Start of Block
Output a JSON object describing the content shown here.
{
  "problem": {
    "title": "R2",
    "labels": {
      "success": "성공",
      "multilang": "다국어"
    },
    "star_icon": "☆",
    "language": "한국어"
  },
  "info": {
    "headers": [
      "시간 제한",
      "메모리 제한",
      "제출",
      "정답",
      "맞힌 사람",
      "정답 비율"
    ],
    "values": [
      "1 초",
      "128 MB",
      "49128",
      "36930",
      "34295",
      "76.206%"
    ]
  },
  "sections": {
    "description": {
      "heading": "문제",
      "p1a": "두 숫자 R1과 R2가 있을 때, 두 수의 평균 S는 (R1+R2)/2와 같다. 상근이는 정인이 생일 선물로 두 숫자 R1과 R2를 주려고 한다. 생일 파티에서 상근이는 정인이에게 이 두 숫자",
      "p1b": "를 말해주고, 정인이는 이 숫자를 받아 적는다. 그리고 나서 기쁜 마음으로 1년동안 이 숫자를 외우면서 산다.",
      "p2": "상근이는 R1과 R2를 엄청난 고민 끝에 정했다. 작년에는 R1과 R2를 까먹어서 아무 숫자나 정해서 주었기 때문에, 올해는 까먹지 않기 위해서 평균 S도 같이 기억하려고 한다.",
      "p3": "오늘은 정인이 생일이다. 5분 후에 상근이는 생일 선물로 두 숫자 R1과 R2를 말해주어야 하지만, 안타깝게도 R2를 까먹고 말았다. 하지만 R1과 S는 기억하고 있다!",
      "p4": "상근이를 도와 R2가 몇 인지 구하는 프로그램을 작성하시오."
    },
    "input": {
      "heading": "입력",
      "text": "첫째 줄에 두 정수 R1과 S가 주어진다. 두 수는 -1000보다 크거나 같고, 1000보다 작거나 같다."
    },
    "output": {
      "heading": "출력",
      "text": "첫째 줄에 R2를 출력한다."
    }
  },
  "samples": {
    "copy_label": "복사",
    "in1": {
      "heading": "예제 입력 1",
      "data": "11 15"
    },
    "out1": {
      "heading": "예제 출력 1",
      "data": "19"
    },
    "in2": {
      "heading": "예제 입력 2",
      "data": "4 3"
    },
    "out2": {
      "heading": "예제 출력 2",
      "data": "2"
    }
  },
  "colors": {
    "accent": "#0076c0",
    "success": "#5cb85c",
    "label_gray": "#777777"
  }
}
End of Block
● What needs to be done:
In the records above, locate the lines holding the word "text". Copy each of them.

● Solution for this task:
      "text": "첫째 줄에 두 정수 R1과 S가 주어진다. 두 수는 -1000보다 크거나 같고, 1000보다 작거나 같다."
      "text": "첫째 줄에 R2를 출력한다."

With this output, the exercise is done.